“Absolutely,” he says. “The German students started learning English in grade 5; the American students started learning German in grade 9. There are definitely advantages to having four years more of instruction before you go.”
Fortunately, a new generation of American students of German is rising. Kristin Gillett is a German teacher at Westford Academy public high school in Westford, Mass. “While you should not forget the past,” she says, “your history doesn’t necessarily define who you are now.”
Hear the story
Hear author Erik Kirschbaum, professor Russell Berman and teacher Kristen Gillett in Episode 19 of America the Bilingual. We are a storytelling podcast reporting on the bilingual movement in America.

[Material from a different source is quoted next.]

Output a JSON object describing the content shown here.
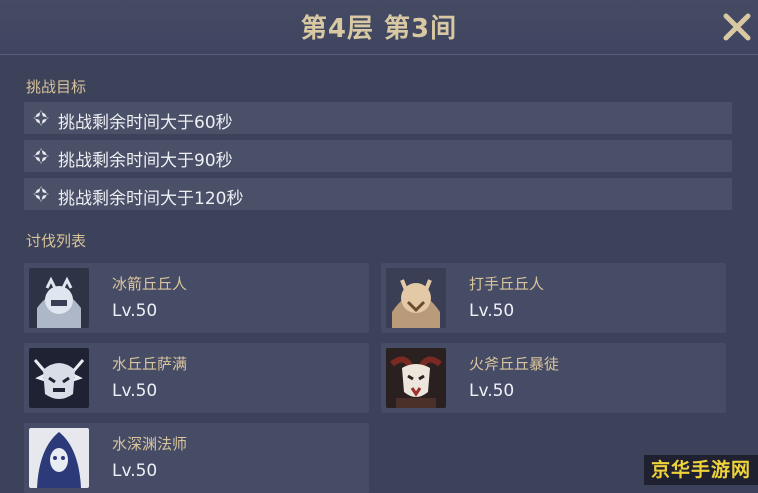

Listen on iTunes by clicking here: America the Bilingual by Steve Leveen on iTunes; on SoundCloud here; or wherever you listen to podcasts. Please subscribe and give us a review. It will help other people find the podcast. I’ll let you know about future episodes on Twitter as well.
We invite you to sign up at America the Bilingual for more reporting on the bilingual movement in America.
Sources and Credits:
The America the Bilingual podcast is part of the Lead with Languages campaign of ACTFL — The American Council on the Teaching of Foreign Languages.
This episode was written by me, Steve Leveen, and our producer Fernando Hernández, who also does our sound design and mixing. Our associate producer is Beckie Rankin, our brand and editorial director is Mim Harrison, and our graphic arts are created by Carlos Plaza Design Studio. Editorial consultant is Maja Thomas.
The book behind the New York Times Op-Ed piece is Burning Beethoven: The Eradication of German Culture in the United States during World War I by Erik Kirschbaum.
For more on the evolution of language education in America, see Elizabeth B. Bernhardt, “Sociohistorical Perspectives on Language Teaching in the Modern United States,” in Learning Foreign and Second Languages: Perspectives in Research and Scholarship, edited by Heidi Byrnes.
For how Theodore Roosevelt used his German and French while president, see Theodore Rex by Edmund Morris.
For how the British renamed German Shepherds, see The Great War and Modern Memory by Paul Fussell.
Special thanks to Professor Jeffrey Schneider of the German Studies Department of Vassar College, who provided an important background interview for this work.
Music in this episode with a Creative Commons Attribution Share Alike License (in order of appearance) by: Kevin Macleod, Jorge Mario Zuleta, Rafael Archangel, Francisco Penilla and Lee Rosevere.